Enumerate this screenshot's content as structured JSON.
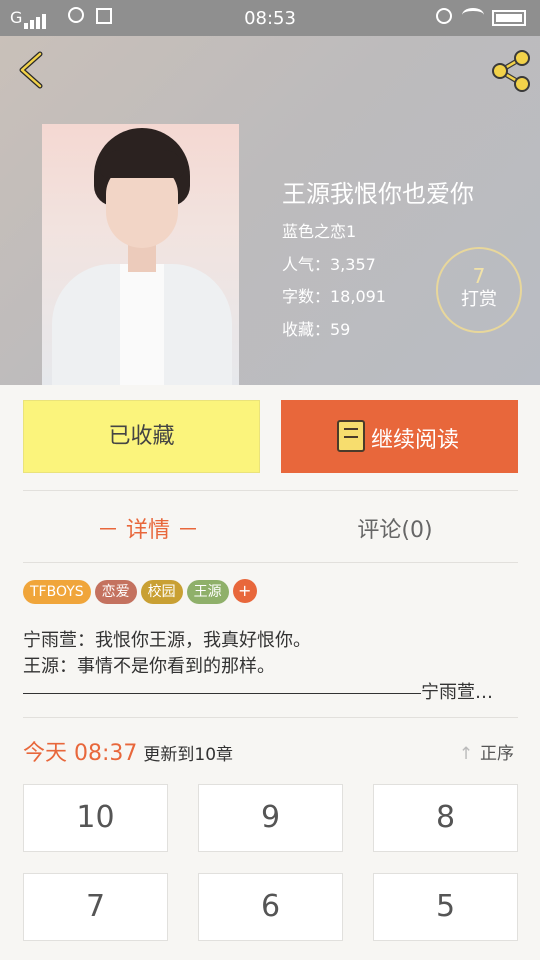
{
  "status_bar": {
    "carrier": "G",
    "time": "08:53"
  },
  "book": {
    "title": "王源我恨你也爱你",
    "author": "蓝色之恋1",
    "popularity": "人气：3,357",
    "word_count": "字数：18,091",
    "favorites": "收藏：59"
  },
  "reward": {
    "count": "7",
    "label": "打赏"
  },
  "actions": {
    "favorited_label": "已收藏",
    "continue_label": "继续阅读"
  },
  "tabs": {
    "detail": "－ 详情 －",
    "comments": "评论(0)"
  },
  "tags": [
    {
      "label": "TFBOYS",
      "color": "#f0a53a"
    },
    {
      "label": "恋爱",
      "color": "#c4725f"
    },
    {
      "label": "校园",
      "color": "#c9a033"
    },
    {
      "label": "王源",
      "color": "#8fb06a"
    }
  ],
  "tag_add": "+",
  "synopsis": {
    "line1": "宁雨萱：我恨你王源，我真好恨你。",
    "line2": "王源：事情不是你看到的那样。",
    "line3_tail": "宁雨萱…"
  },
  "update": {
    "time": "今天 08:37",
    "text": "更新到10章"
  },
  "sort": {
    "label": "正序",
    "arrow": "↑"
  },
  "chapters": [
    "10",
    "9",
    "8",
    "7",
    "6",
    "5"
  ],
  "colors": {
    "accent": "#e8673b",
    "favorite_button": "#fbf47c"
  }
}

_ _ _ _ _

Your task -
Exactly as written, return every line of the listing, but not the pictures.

Result for this task -
Enumerate this screenshot's content as structured JSON.
{
  "status_bar": {
    "carrier": "G",
    "time": "08:53"
  },
  "book": {
    "title": "王源我恨你也爱你",
    "author": "蓝色之恋1",
    "popularity": "人气：3,357",
    "word_count": "字数：18,091",
    "favorites": "收藏：59"
  },
  "reward": {
    "count": "7",
    "label": "打赏"
  },
  "actions": {
    "favorited_label": "已收藏",
    "continue_label": "继续阅读"
  },
  "tabs": {
    "detail": "－ 详情 －",
    "comments": "评论(0)"
  },
  "tags": [
    {
      "label": "TFBOYS",
      "color": "#f0a53a"
    },
    {
      "label": "恋爱",
      "color": "#c4725f"
    },
    {
      "label": "校园",
      "color": "#c9a033"
    },
    {
      "label": "王源",
      "color": "#8fb06a"
    }
  ],
  "tag_add": "+",
  "synopsis": {
    "line1": "宁雨萱：我恨你王源，我真好恨你。",
    "line2": "王源：事情不是你看到的那样。",
    "line3_tail": "宁雨萱…"
  },
  "update": {
    "time": "今天 08:37",
    "text": "更新到10章"
  },
  "sort": {
    "label": "正序",
    "arrow": "↑"
  },
  "chapters": [
    "10",
    "9",
    "8",
    "7",
    "6",
    "5"
  ],
  "colors": {
    "accent": "#e8673b",
    "favorite_button": "#fbf47c"
  }
}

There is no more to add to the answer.